Photograph showing two trucks parked outside the three-story Parrish building at Front and Washington (now Southwest Washington Street) in Portland. On the ground floor are signs for the Western Fruit & Produce Company and the Tri-State Produce Company. A cropped version of this photograph was part of a two-page spread in the Oregon Journal’s Sunday magazine on February 26, 1928. The spread, on Pages 4 and 5, was devoted to a story by Wallace S. Wharton about the history of the Portland waterfront and the buildings on First and Front streets. Wharton reflected on the changes that would occur as a result of the construction, then in progress, of Portland’s west-side harbor wall and redevelopment of the waterfront. He noted that many of the “stately old buildings along First and Front streets face destruction, or remodeling to such an extent that the reminiscent charm of their present environment will be lost.” Accompanying the story were 15 photos, primarily of buildings in the area.

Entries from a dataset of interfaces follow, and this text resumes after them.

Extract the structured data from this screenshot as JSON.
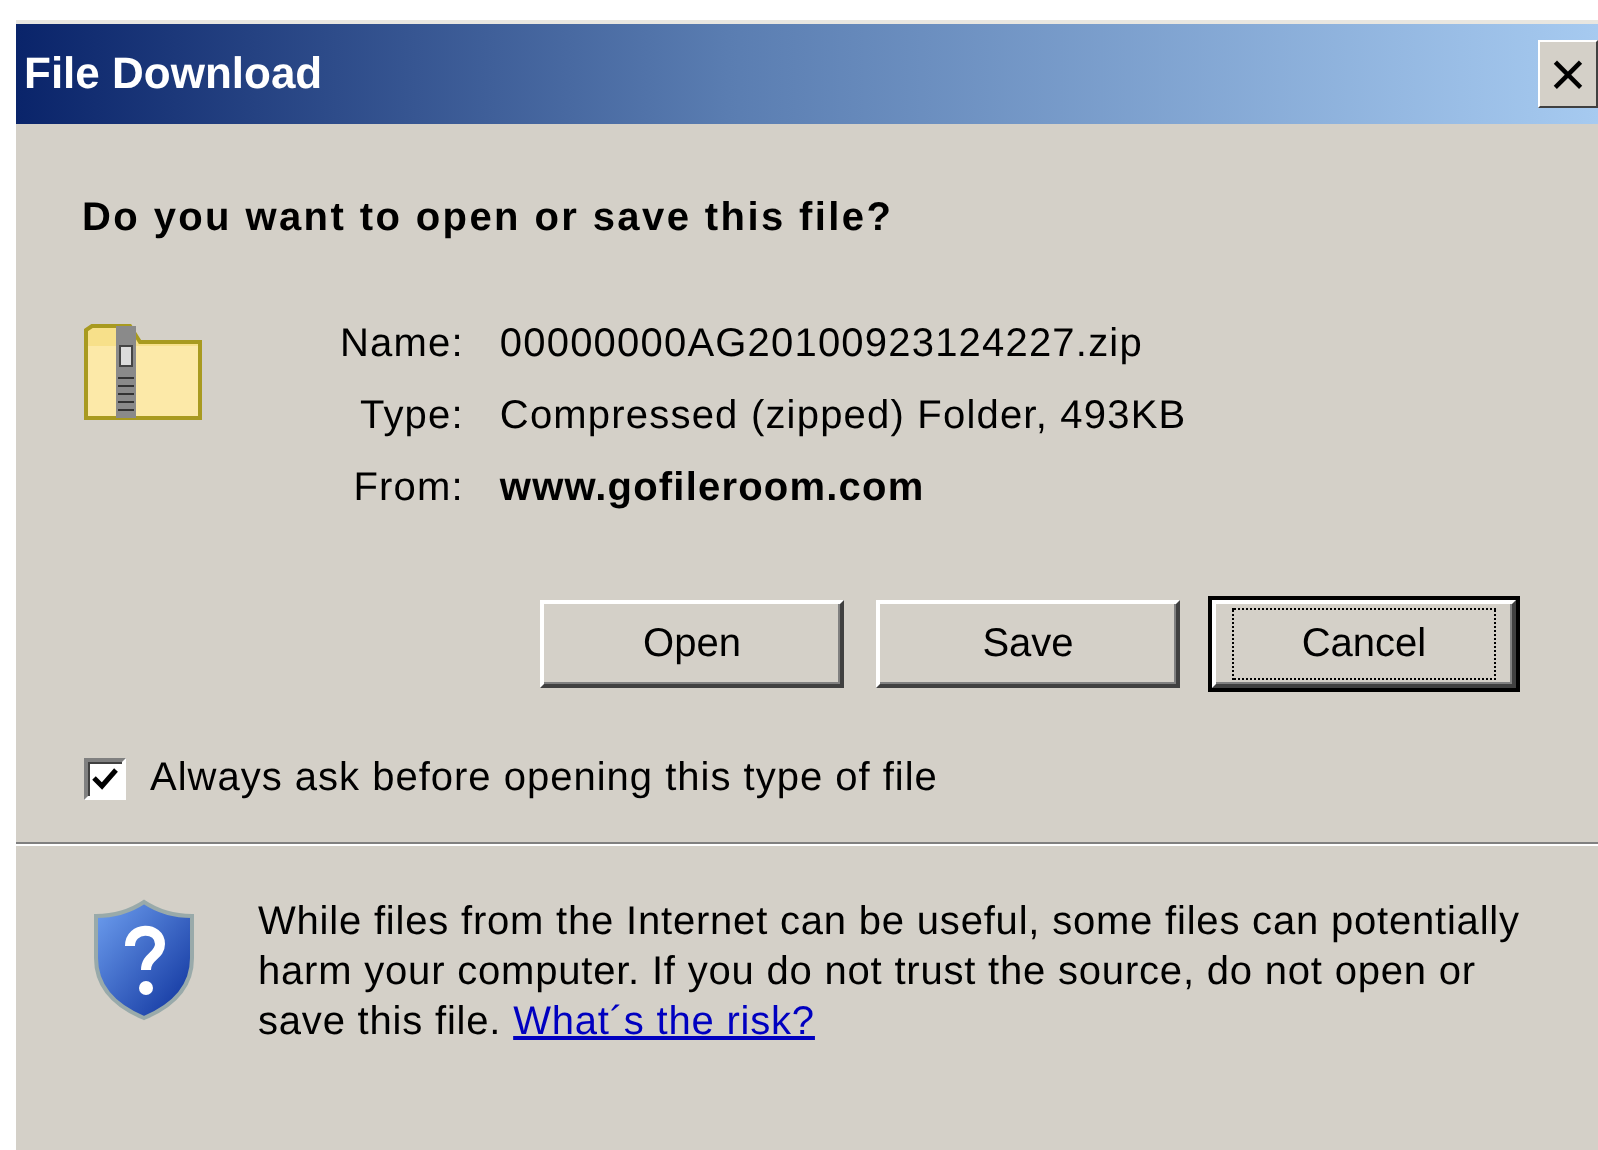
{
  "window": {
    "title": "File Download",
    "close": "×"
  },
  "question": "Do you want to open or save this file?",
  "details": [
    {
      "label": "Name:",
      "value": "00000000AG20100923124227.zip",
      "kind": "plain"
    },
    {
      "label": "Type:",
      "value": "Compressed (zipped) Folder, 493KB",
      "kind": "plain"
    },
    {
      "label": "From:",
      "value": "www.gofileroom.com",
      "kind": "bold"
    }
  ],
  "buttons": [
    {
      "label": "Open",
      "default": false
    },
    {
      "label": "Save",
      "default": false
    },
    {
      "label": "Cancel",
      "default": true
    }
  ],
  "always_ask": {
    "label": "Always ask before opening this type of file",
    "checked": true
  },
  "warning": {
    "text": "While files from the Internet can be useful, some files can potentially harm your computer. If you do not trust the source, do not open or save this file.",
    "link": "What´s the risk?"
  }
}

Across the top of the spread was the headline “IN THE PATH OF CIVIC PROGRESS — STRUCTURES OF ANOTHER DAY.” Below the headline on Page 4 was the subheading “Splendid Bits of Old Architecture Once Called Equal of Finest in Gotham of the Same Period.” Below the headline on Page 5 was the subheading “Waterfront Development Gives New Significance to Portland’s Old-Time Business Center.” This photograph had the following caption: “Southwest corner Front & Washington streets. Site of the first post office [in Portland].” See related image Nos. 371N5379, 371N5380, 371N5384, 371N5385, 371N5418, 371N5470, and 371N5857, which were published on the same spread.

Norr, Roy (Photographer)

Portland Bottling Company, North Williams Avenue, Portland

Photograph showing a Portland Bottling Co. truck parked outside the company’s building at 1271 North Williams Avenue in Portland. Signs on the building read (from left): “For the 7 Hang Overs”; “Home of 7UP”; “Takes the Ouch out of Grouch”; “Portland Bottling Co.” Image note: Photograph shows discoloration due to deterioration of the negative.

Three men with Churn Maid Products Co. trucks on Southeast Union Avenue?, Portland

Photograph showing three Churn Maid Products Co. delivery trucks parked on the street. An unidentified man is standing next to each truck. On the buildings in the background are signs for Churn Maid; Dairy’s Supply Co. Inc., and Portland Stove & Furnace Repair Works. This photograph was probably taken in Portland in the 300 block of Southeast Union Avenue (now Southeast Martin Luther King Junior Boulevard). Image note: Light leak on negative.

Two people loading RCA Victor radio into Vern L. Wenger Radio Service truck

Photograph showing two young men in white jackets loading a large box into the back of a Vern L. Wenger Radio Service truck. A third man is standing next to the truck, watching. On the side of the box are the words “Another RCA Victor Radio / Model 9-K / RCA Manufacturing Co. Inc. / Camden, New Jersey.” The number 2 is written on the negative and is visible in the lower left corner of the image. Vern L. Wenger was located in Portland.

Wadhams and Company, Southeast Third Avenue and Belmont, Portland

Photograph showing a warehouse at Southeast Third Avenue and Southeast Belmont Street in Portland. Trucks are parked outside three of the loading areas. On the side of each truck are the words “Wadhams wholesale grocers.” Above the entrance to the building is a sign reading “Wadhams & Co.” Image note: Photograph shows discoloration due to deterioration of the negative.